→ REQUIRED WORK:
The lines to copy are those with "avatar" in them. Pull each one from the entries below.

────

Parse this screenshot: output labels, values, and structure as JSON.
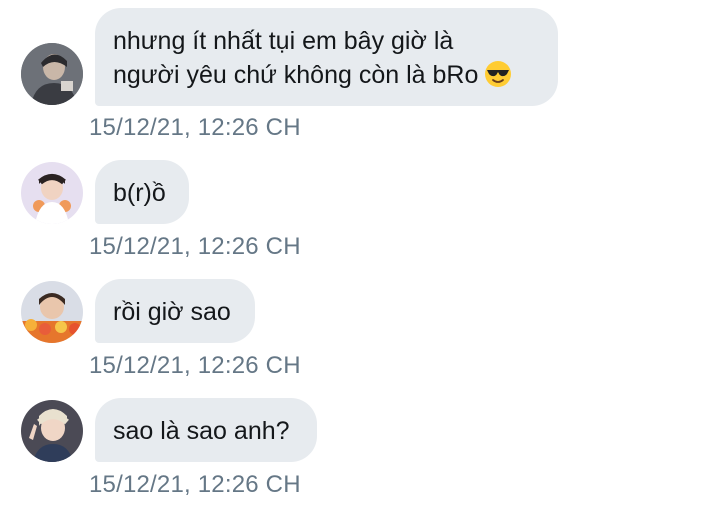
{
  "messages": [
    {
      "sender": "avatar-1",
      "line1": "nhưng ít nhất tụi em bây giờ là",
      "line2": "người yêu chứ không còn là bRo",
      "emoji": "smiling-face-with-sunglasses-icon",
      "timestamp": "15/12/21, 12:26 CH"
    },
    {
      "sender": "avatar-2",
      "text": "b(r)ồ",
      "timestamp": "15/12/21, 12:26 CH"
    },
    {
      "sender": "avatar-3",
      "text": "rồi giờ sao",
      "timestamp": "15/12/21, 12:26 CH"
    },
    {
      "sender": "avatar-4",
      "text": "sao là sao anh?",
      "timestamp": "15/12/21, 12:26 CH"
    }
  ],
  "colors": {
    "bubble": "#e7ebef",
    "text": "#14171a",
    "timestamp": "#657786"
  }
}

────

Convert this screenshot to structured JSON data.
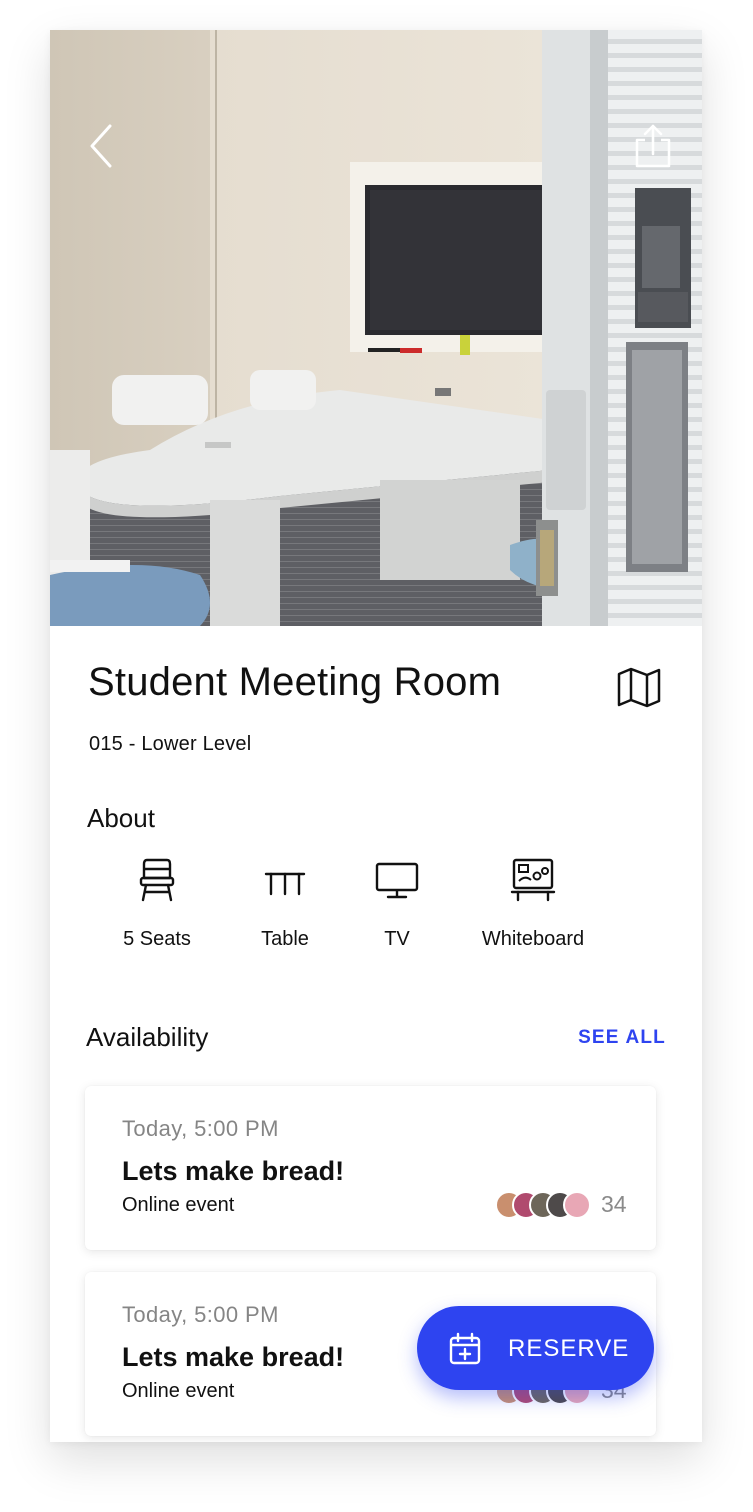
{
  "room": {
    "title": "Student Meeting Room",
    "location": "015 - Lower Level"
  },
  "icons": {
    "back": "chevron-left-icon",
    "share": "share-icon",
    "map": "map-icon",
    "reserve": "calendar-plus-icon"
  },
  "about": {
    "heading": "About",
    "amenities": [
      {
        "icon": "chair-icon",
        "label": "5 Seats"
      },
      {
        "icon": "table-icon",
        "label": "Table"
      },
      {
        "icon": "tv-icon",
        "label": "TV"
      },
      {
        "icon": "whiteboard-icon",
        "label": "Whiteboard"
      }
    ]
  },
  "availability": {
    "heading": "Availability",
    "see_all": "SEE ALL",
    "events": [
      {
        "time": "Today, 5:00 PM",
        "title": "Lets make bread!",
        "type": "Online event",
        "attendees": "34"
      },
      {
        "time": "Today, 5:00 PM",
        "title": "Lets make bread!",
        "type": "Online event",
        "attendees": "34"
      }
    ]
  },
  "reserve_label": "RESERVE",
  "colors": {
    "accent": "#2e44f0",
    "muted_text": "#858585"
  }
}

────

→ SOLVED PROBLEM:
      "sender": "avatar-1",
      "sender": "avatar-2",
      "sender": "avatar-3",
      "sender": "avatar-4",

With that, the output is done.